This is particularly true in the US – where the path to net-zero emissions may be now more difficult under the new Trump Administration, but it is not foreclosed.
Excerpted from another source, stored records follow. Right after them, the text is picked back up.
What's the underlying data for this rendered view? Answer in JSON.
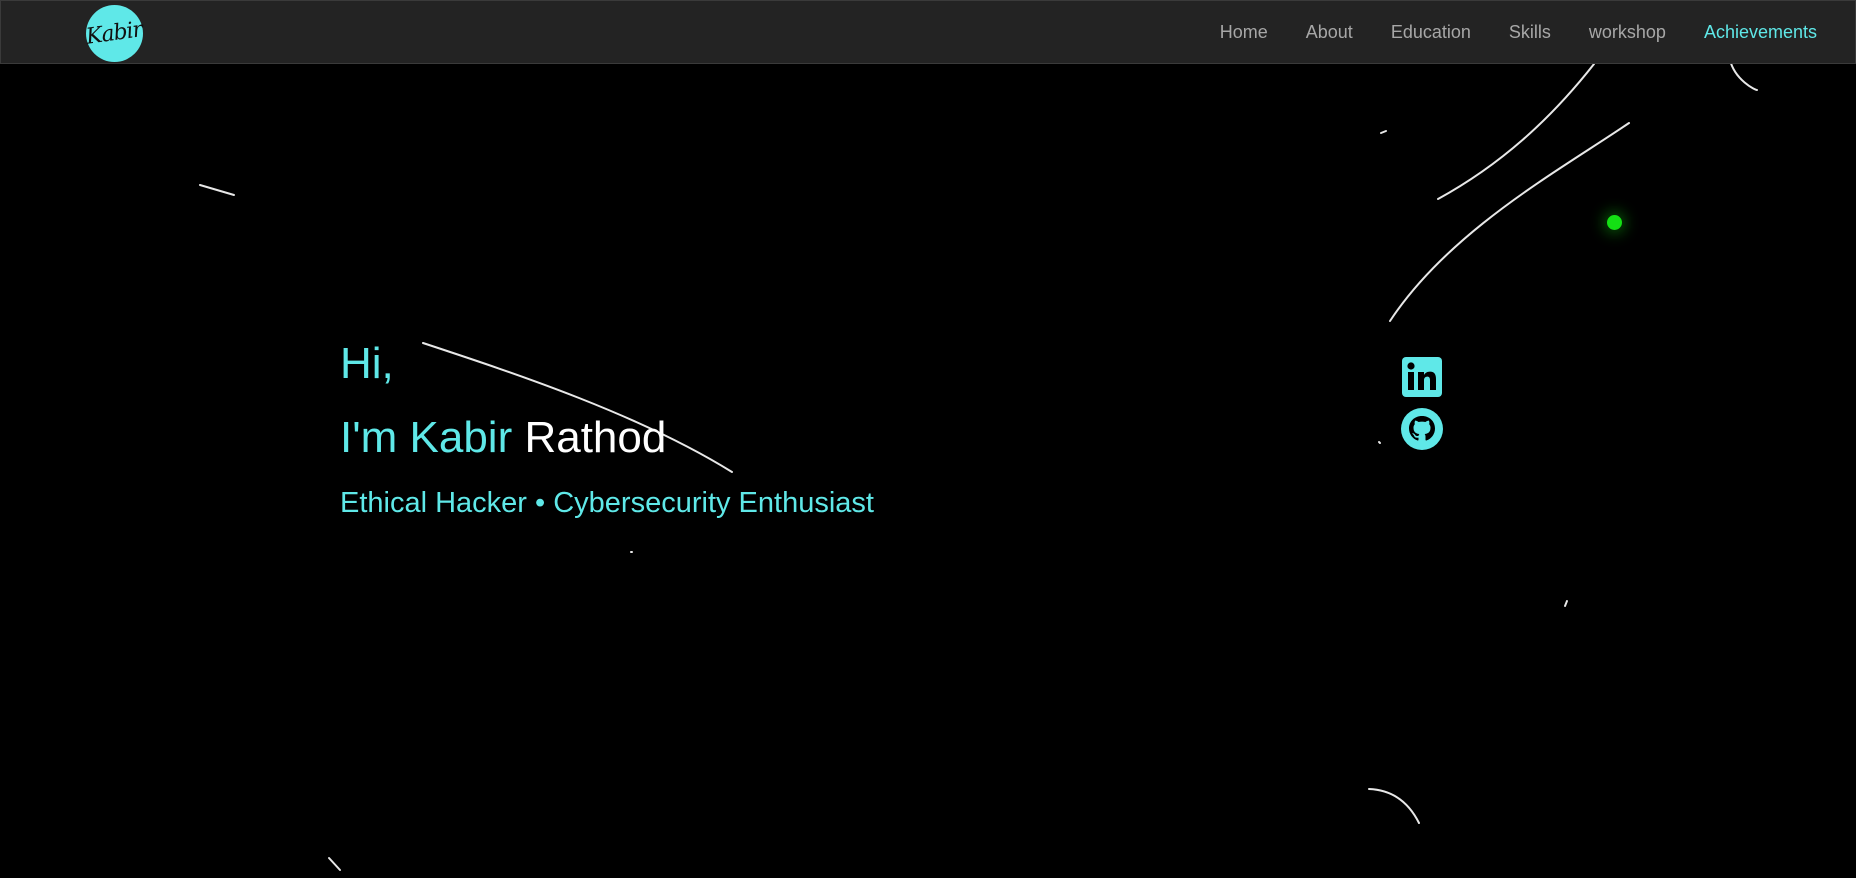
{
  "brand": {
    "logo_text": "Kabir",
    "accent_color": "#5fe8e8"
  },
  "nav": {
    "items": [
      {
        "label": "Home"
      },
      {
        "label": "About"
      },
      {
        "label": "Education"
      },
      {
        "label": "Skills"
      },
      {
        "label": "workshop"
      },
      {
        "label": "Achievements"
      }
    ]
  },
  "hero": {
    "greeting": "Hi,",
    "name_prefix": "I'm Kabir",
    "name_last": "Rathod",
    "tagline": "Ethical Hacker • Cybersecurity Enthusiast"
  },
  "socials": [
    {
      "icon": "linkedin-icon"
    },
    {
      "icon": "github-icon"
    }
  ],
  "decor": {
    "dot_color": "#14e014"
  }
}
On the contrary, businesses and sub-national governments assume now an even greater role on implementing the ambitious goals of the Paris Agreement.
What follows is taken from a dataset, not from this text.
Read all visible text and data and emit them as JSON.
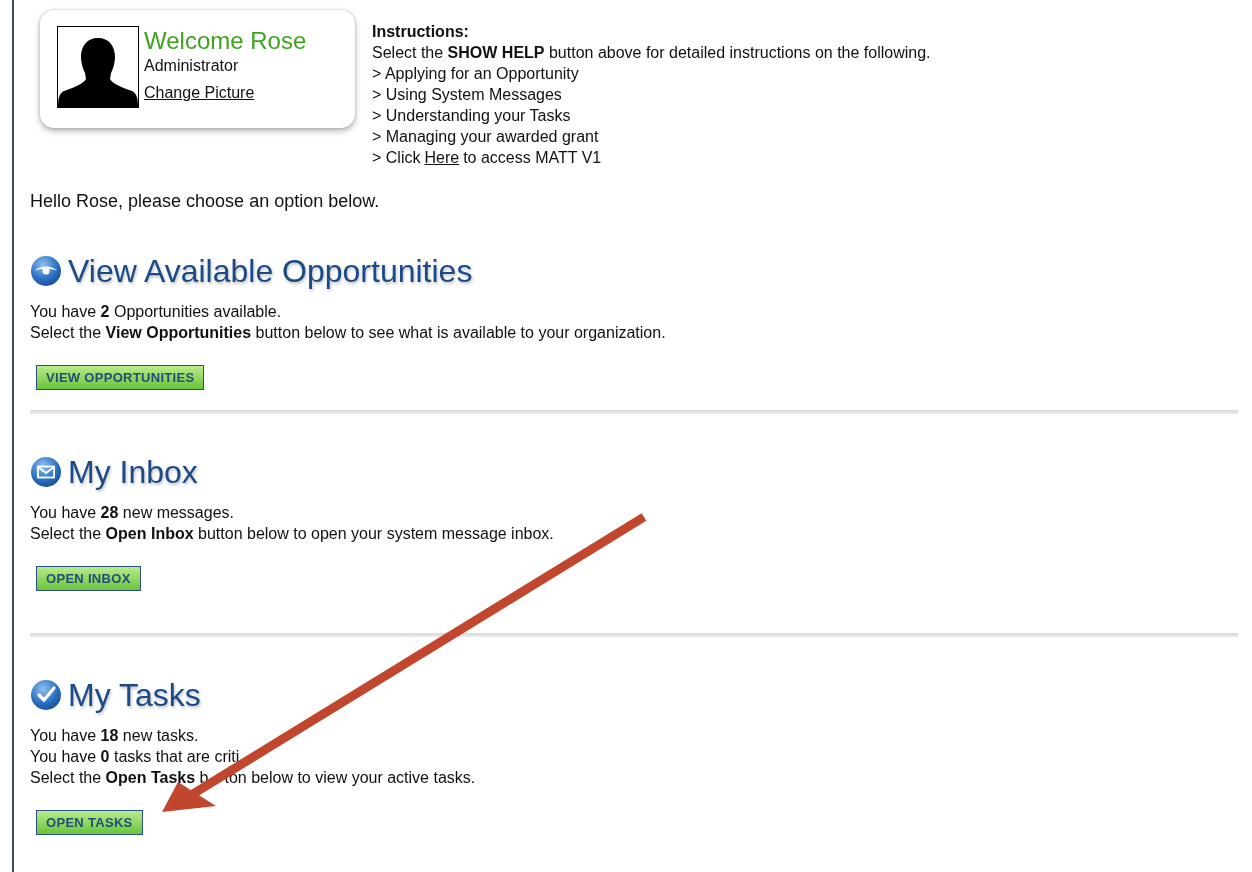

Speaking at Climate Week NYC earlier this September, Jonathan Pershing – Climate Special Envoy, US State Department – remarked that such agreement “really sends a strong signal to the global market about investment, and that’s going to come in a host of different areas: it will come in clean energy, transportation, building efficiency, industry and agriculture.”
Such strategic sectors can help delivering a more prosperous, cleaner world, if they will align with the net-zero emissions trajectory drawn by science to avoid the worst effects of climate change.
To achieve that, massive investment is required – which “opens opportunities for new businesses, for employment and for development,” says Jonathan Pershing. “I think all of that is going to emerge in a clean form, largely as a consequence of the commitments that leaders have made in Paris, and that now countries are implementing.”
Jonathan Pershing is one of the most experienced climate negotiators on the international scene, having followed climate talks since the early 1990s. “It has been a really significant change,” he says. “When we first began doing these negotiations in the early 1990s, we had a few hundred people who would come; in Paris they were 50,000.”
“When we first began doing these negotiations, it was a group of technocrats working from the perspective of government intervention; now it’s business, it’s industry, it’s a set of investors – a much larger coalition.”
“When we first began working on this, there was less certainty about the urgency of the problem; now the certainty is high, the agreement is high, the urgency to act is clear and the level of commitment is indicated by the level of action in Paris – and now, since then, by the number of programs undertaken in countries, in the private sector, and in civil society.”
The private sector, in particular, has played a crucial role in accelerating the necessary net-zero emissions society of the future, and in highlighting the economic benefits of doing so. For example, IKEA Group – one of the founding members of RE100 – is generating its own renewable electricity across most of its operations around the world, achieving energy security and creating an innovative business model.
“It’s very clear that the business sector is going to be a central player in this scenario,” says Jonathan Pershing. “It’s quite obvious that governments are not the prime actors. Governments create enabling environments, provide some catalytic resources; businesses invest, they hire people, they change facts on the ground.
“That’s not going to just be in one country, it’s going to be global; it’ll be not just in one sector, it’ll be universal. We will see it in the way we do everything, from the way we power our cars, the way we power our economies, the way we use our land, the way we transport goods and services, the kinds of things that we do.”
Another striking example of that is The Climate Group’s EP100 initiative, calling businesses to doubling energy productivity – maximizing the economic output from each unit of energy they consume. In the US alone, reaching this goal by 2030 will save US$327 billion a year in energy costs, add 1.3 million jobs and reduce CO2 emissions by 33% below 2005 levels.
“At the end of the day, I think it’s part of a development agenda,” continues Jonathan Pershing. “There’s no model in which climate is solved without a cleaner and more sustainable development approach, and that integration is going to be quite central. But there are enormous opportunities for business, going forward, to make that happen.”
Sub-national governments are fundamental to help forward-thinking businesses achieving these important objectives, indicating the post-Paris pathway. The recent Compact of States and Regions Disclosure report, for example, has shown that disclosing governments are putting the 2 degrees world within reach by 2020, with cumulative savings resulting from their targets equal to 2.1 gigatonnes of CO2 equivalent by that date.
“If I want to take a single point of departure is that we’ve moved from a period of negotiation to a point of implementation,” concludes Jonathan Pershing, “from the end of the process of deciding what the deal is going to be, to the time when the deal turns into reality.”